▸ Required work: Within the entries below, find every line that has the string "Maximal", then copy it.

▸ Source records:
########################################

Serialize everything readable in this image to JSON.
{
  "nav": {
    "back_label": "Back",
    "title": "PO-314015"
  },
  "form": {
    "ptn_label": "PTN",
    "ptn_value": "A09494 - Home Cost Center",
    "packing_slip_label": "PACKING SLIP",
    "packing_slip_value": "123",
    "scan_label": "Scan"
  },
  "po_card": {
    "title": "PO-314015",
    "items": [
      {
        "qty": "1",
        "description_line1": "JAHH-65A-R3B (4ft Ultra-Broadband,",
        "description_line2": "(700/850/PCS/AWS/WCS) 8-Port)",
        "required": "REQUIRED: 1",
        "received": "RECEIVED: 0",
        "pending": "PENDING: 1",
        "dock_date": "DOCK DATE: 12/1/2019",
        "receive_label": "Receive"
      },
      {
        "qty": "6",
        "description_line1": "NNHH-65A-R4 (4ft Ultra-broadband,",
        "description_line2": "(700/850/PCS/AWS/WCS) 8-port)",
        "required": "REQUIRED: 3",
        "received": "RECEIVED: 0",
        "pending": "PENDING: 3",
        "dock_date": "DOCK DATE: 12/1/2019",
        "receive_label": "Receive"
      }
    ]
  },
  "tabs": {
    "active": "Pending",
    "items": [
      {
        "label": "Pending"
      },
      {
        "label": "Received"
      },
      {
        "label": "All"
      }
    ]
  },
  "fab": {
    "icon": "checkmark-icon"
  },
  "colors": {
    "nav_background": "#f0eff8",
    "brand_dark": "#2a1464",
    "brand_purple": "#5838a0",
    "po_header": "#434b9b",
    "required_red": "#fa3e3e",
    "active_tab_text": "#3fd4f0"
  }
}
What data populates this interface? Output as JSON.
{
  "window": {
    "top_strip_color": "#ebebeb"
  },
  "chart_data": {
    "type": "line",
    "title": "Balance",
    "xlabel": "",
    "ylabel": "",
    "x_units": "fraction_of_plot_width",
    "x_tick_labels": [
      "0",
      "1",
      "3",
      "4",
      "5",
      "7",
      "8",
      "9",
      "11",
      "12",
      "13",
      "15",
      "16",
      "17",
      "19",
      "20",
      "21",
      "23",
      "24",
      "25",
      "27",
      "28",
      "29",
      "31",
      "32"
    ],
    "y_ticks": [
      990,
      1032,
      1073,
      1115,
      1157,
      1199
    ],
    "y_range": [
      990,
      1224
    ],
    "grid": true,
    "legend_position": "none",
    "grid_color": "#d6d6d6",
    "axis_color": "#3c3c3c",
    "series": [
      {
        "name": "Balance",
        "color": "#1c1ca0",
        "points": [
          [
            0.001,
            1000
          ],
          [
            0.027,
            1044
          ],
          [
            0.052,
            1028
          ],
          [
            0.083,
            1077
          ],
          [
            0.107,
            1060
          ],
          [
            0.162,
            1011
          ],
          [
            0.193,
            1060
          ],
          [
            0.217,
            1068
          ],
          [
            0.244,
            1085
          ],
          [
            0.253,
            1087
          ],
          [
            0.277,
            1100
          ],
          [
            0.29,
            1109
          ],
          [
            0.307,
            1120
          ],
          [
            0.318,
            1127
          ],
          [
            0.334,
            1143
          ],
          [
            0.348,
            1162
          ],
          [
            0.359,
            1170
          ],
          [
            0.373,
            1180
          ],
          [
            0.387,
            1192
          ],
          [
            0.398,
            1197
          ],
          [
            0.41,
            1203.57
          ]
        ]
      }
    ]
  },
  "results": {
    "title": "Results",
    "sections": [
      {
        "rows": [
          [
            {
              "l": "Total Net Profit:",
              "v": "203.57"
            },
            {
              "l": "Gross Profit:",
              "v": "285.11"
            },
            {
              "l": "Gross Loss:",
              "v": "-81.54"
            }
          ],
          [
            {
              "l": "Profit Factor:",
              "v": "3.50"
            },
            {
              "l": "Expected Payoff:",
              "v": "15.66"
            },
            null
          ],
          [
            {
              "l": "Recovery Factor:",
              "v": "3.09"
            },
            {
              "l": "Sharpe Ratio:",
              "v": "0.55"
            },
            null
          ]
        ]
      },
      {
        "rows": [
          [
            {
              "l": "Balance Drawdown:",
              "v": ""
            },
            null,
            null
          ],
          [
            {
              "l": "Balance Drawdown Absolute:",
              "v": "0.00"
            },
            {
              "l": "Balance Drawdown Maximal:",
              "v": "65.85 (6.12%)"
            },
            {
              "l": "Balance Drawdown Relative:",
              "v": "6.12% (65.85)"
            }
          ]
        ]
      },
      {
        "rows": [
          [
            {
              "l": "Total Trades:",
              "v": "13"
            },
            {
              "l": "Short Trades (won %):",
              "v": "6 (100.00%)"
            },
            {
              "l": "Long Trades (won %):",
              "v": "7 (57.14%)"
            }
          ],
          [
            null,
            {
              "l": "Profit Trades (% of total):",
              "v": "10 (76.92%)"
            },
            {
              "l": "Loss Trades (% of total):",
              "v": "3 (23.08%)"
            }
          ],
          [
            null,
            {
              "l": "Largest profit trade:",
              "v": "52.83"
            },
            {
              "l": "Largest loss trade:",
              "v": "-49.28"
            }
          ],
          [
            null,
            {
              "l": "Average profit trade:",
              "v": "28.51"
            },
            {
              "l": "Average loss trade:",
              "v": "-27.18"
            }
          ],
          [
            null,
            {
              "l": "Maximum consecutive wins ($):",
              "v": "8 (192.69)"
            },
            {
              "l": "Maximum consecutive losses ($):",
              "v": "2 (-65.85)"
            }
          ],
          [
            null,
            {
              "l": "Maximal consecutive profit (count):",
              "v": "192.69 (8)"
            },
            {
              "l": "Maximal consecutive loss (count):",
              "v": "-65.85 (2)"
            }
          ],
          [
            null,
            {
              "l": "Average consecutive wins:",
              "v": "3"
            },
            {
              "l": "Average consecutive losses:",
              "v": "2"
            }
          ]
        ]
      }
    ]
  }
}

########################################

▸ Answer below:
              "l": "Balance Drawdown Maximal:",
              "l": "Maximal consecutive profit (count):",
              "l": "Maximal consecutive loss (count):",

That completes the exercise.